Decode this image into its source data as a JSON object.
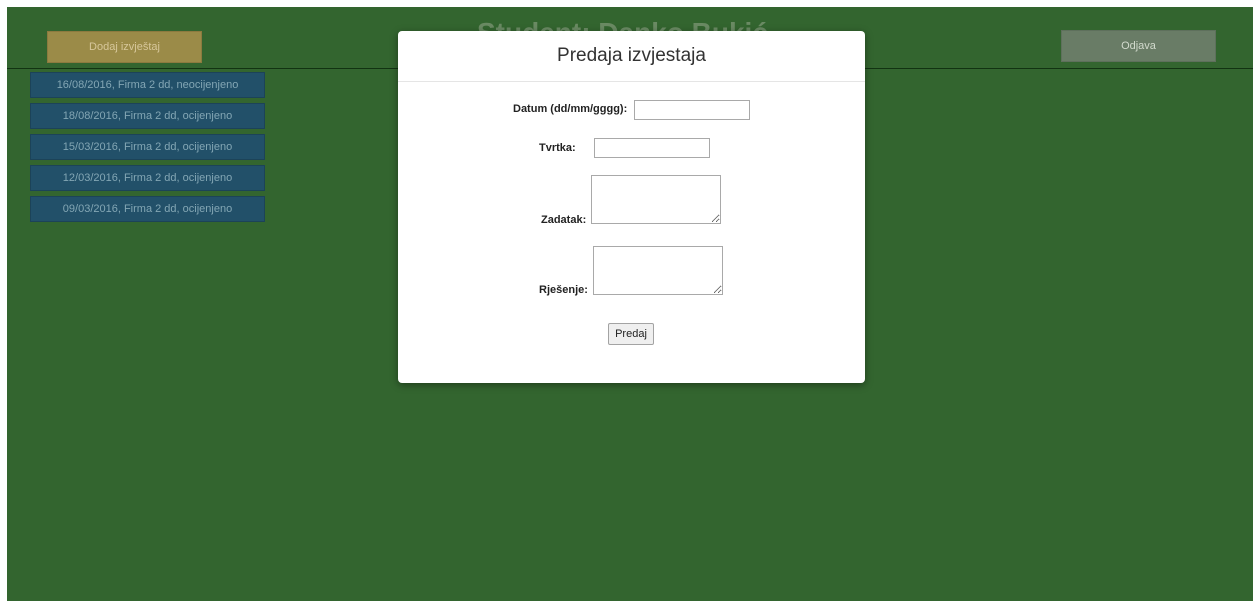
{
  "header": {
    "add_report_label": "Dodaj izvještaj",
    "title": "Student: Danko Bukić",
    "logout_label": "Odjava"
  },
  "reports": [
    {
      "label": "16/08/2016, Firma 2 dd, neocijenjeno"
    },
    {
      "label": "18/08/2016, Firma 2 dd, ocijenjeno"
    },
    {
      "label": "15/03/2016, Firma 2 dd, ocijenjeno"
    },
    {
      "label": "12/03/2016, Firma 2 dd, ocijenjeno"
    },
    {
      "label": "09/03/2016, Firma 2 dd, ocijenjeno"
    }
  ],
  "modal": {
    "title": "Predaja izvjestaja",
    "date_label": "Datum (dd/mm/gggg):",
    "date_value": "",
    "company_label": "Tvrtka:",
    "company_value": "",
    "task_label": "Zadatak:",
    "solution_label": "Rješenje:",
    "submit_label": "Predaj"
  },
  "colors": {
    "background": "#33652f",
    "add_button": "#9b8b48",
    "logout_button": "#697c66",
    "report_item": "#225069"
  }
}
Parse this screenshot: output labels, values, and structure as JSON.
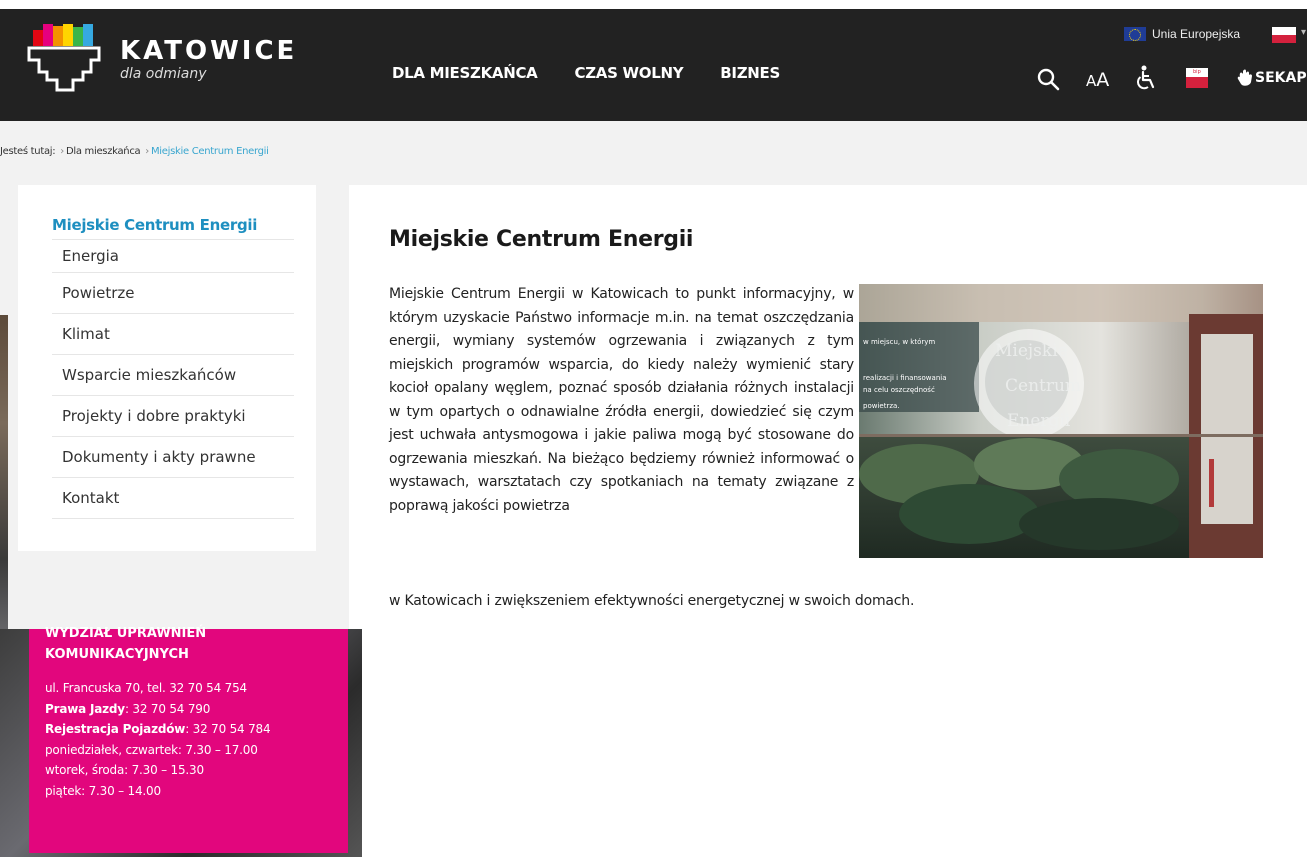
{
  "header": {
    "brand_name": "KATOWICE",
    "brand_sub": "dla odmiany",
    "nav": [
      "DLA MIESZKAŃCA",
      "CZAS WOLNY",
      "BIZNES"
    ],
    "eu_label": "Unia Europejska",
    "font_size_label_small": "A",
    "font_size_label_big": "A",
    "bip_label": "bip",
    "sekap_label": "SEKAP"
  },
  "breadcrumb": {
    "prefix": "Jesteś tutaj:",
    "items": [
      "Dla mieszkańca",
      "Miejskie Centrum Energii"
    ]
  },
  "sidebar": {
    "title": "Miejskie Centrum Energii",
    "items": [
      "Energia",
      "Powietrze",
      "Klimat",
      "Wsparcie mieszkańców",
      "Projekty i dobre praktyki",
      "Dokumenty i akty prawne",
      "Kontakt"
    ]
  },
  "contact": {
    "title": "WYDZIAŁ UPRAWNIEŃ KOMUNIKACYJNYCH",
    "address": "ul. Francuska 70, tel. 32 70 54 754",
    "license_label": "Prawa Jazdy",
    "license_phone": ": 32 70 54 790",
    "registration_label": "Rejestracja Pojazdów",
    "registration_phone": ": 32 70 54 784",
    "hours": [
      "poniedziałek, czwartek: 7.30 – 17.00",
      "wtorek, środa: 7.30 – 15.30",
      "piątek: 7.30 – 14.00"
    ]
  },
  "main": {
    "title": "Miejskie Centrum Energii",
    "body": "Miejskie Centrum Energii w Katowicach to punkt informacyjny, w którym uzyskacie Państwo informacje m.in. na temat oszczędzania energii, wymiany systemów ogrzewania i związanych z tym miejskich programów wsparcia, do kiedy należy wymienić stary kocioł opalany węglem, poznać sposób działania różnych instalacji w tym opartych o odnawialne źródła energii, dowiedzieć się czym jest uchwała antysmogowa i jakie paliwa mogą być stosowane do ogrzewania mieszkań. Na bieżąco będziemy również informować o wystawach, warsztatach czy spotkaniach na tematy związane z poprawą jakości powietrza",
    "body_last": "w Katowicach i zwiększeniem efektywności energetycznej w swoich domach.",
    "photo_sign": [
      "Miejskie",
      "Centrum",
      "Energii"
    ],
    "photo_window_text": [
      "w miejscu, w którym",
      "realizacji i finansowania",
      "na celu oszczędność",
      "powietrza."
    ]
  },
  "colors": {
    "header_bg": "#222222",
    "accent_blue": "#1e8fc0",
    "contact_pink": "#e2067d"
  }
}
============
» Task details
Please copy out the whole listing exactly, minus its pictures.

» Solution to the exercise
Decode this image into its source data as a JSON object.
{
  "header": {
    "add_report_label": "Dodaj izvještaj",
    "title": "Student: Danko Bukić",
    "logout_label": "Odjava"
  },
  "reports": [
    {
      "label": "16/08/2016, Firma 2 dd, neocijenjeno"
    },
    {
      "label": "18/08/2016, Firma 2 dd, ocijenjeno"
    },
    {
      "label": "15/03/2016, Firma 2 dd, ocijenjeno"
    },
    {
      "label": "12/03/2016, Firma 2 dd, ocijenjeno"
    },
    {
      "label": "09/03/2016, Firma 2 dd, ocijenjeno"
    }
  ],
  "modal": {
    "title": "Predaja izvjestaja",
    "date_label": "Datum (dd/mm/gggg):",
    "date_value": "",
    "company_label": "Tvrtka:",
    "company_value": "",
    "task_label": "Zadatak:",
    "solution_label": "Rješenje:",
    "submit_label": "Predaj"
  },
  "colors": {
    "background": "#33652f",
    "add_button": "#9b8b48",
    "logout_button": "#697c66",
    "report_item": "#225069"
  }
}
Parse this screenshot: output labels, values, and structure as JSON.
{
  "header": {
    "brand_name": "KATOWICE",
    "brand_sub": "dla odmiany",
    "nav": [
      "DLA MIESZKAŃCA",
      "CZAS WOLNY",
      "BIZNES"
    ],
    "eu_label": "Unia Europejska",
    "font_size_label_small": "A",
    "font_size_label_big": "A",
    "bip_label": "bip",
    "sekap_label": "SEKAP"
  },
  "breadcrumb": {
    "prefix": "Jesteś tutaj:",
    "items": [
      "Dla mieszkańca",
      "Miejskie Centrum Energii"
    ]
  },
  "sidebar": {
    "title": "Miejskie Centrum Energii",
    "items": [
      "Energia",
      "Powietrze",
      "Klimat",
      "Wsparcie mieszkańców",
      "Projekty i dobre praktyki",
      "Dokumenty i akty prawne",
      "Kontakt"
    ]
  },
  "contact": {
    "title": "WYDZIAŁ UPRAWNIEŃ KOMUNIKACYJNYCH",
    "address": "ul. Francuska 70, tel. 32 70 54 754",
    "license_label": "Prawa Jazdy",
    "license_phone": ": 32 70 54 790",
    "registration_label": "Rejestracja Pojazdów",
    "registration_phone": ": 32 70 54 784",
    "hours": [
      "poniedziałek, czwartek: 7.30 – 17.00",
      "wtorek, środa: 7.30 – 15.30",
      "piątek: 7.30 – 14.00"
    ]
  },
  "main": {
    "title": "Miejskie Centrum Energii",
    "body": "Miejskie Centrum Energii w Katowicach to punkt informacyjny, w którym uzyskacie Państwo informacje m.in. na temat oszczędzania energii, wymiany systemów ogrzewania i związanych z tym miejskich programów wsparcia, do kiedy należy wymienić stary kocioł opalany węglem, poznać sposób działania różnych instalacji w tym opartych o odnawialne źródła energii, dowiedzieć się czym jest uchwała antysmogowa i jakie paliwa mogą być stosowane do ogrzewania mieszkań. Na bieżąco będziemy również informować o wystawach, warsztatach czy spotkaniach na tematy związane z poprawą jakości powietrza",
    "body_last": "w Katowicach i zwiększeniem efektywności energetycznej w swoich domach.",
    "photo_sign": [
      "Miejskie",
      "Centrum",
      "Energii"
    ],
    "photo_window_text": [
      "w miejscu, w którym",
      "realizacji i finansowania",
      "na celu oszczędność",
      "powietrza."
    ]
  },
  "colors": {
    "header_bg": "#222222",
    "accent_blue": "#1e8fc0",
    "contact_pink": "#e2067d"
  }
}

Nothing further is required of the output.